Christians in Scotland are being urged to contact their MSPs in the next week as Rhoda Grant's bill to criminalise the purchase of sex reaches a crucial stage.

The Evangelical Alliance, as part of the Abolition Scotland coalition, has been supporting this bill and many Alliance supporters responded to the consultation in late 2012. The results of the consultation have now been published and they are impressive. Almost 1,000 people responded to the consultation (extremely high for a Member's Bill consultation) and of these 80 per cent were in favour of the bill. Support for the bill was broad and ranged from NHS health boards to women's aid groups, organisations supporting women in prostitution, medical professionals, churches and individuals.

The bill has now been published and is open to MSPs of all parties to sign in support. To progress further the bill needs to attract the support of 18 other MSPs from at least three political parties in the Scottish Parliament (currently these are SNP, Labour, Conservative, Liberal Democrat, Green and Independent). At present it is supported by members of two parties but not yet three. These signatures must be collected before the summer recess that begins at the end of June.

The Evangelical Alliance Scotland is encouraging all supporters to contact their MSPs as a matter of urgency to ask them to support this bill. At this stage they are not committing to vote in favour of the bill but rather to allowing the proposal to be properly considered and debated at Holyrood. Click here to find out who your MSPs are.

Notes:

You might like to consider making the following points in your e-mail or letter (thanks to CARE for Scotland for these):

1. That demand for prostitution is the abuse of women and many young women are forced into the sex industry as a result of human trafficking or drug dependency. Home Office figures reveal that homelessness, living in care, debt and substance abuse are all common experiences prior to a person entering prostitution. Many people, (perhaps even as many as 50 per cent) are drawn into prostitution under the age of 18. Many people in prostitution experience violence and abuse both in the home and in the course of prostitution. A staggering 80-95 per cent of people in street-based prostitution are addicted to class A drugs, and pimps and trafficker often use drug dependency as a form of control. (Paying the Price, Home Office 2004). A study of prostitution in Glasgow in 2010 echoed these findings revealing high levels of alcohol and drug use, violence, homelessness and under age involvement experienced those in prostitution in that city. (Matthews and Easton 2010)

2. That similar legislation in Sweden and Norway has had a dramatic effect on reducing the rates of human trafficking and prostitution. Studies have shown that prostitution has been halved since the Swedish law was introduced and researchers at Gothenburg University have shown that Sweden has much lower levels of trafficking than in neighbouring countries Denmark and Finland (Jakobsson & Kotsadam 2010). The Swedish police report that they have evidence of traffickers avoiding Sweden and considering it a "bad market" for coerced prostitution.

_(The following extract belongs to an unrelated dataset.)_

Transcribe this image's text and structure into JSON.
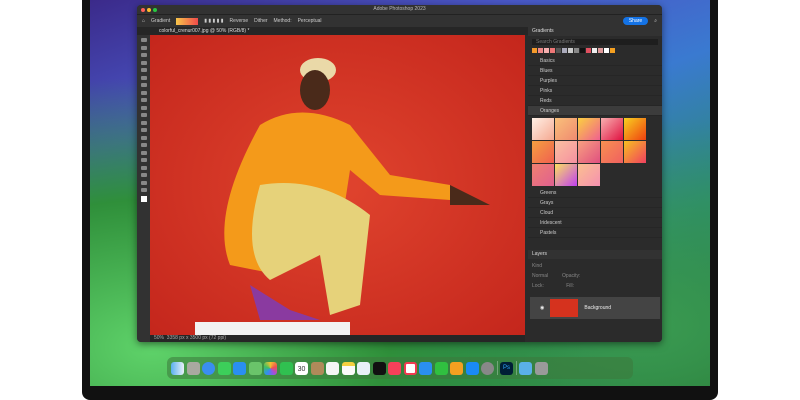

3. That by signing the proposal MSPs are saying that they are happy for the Bill to be debated and for the issues involved to be examined by a parliamentary committee.

4. That this issue will not go away and it would be better to have a full and frank consideration of the facts by the Scottish Parliament.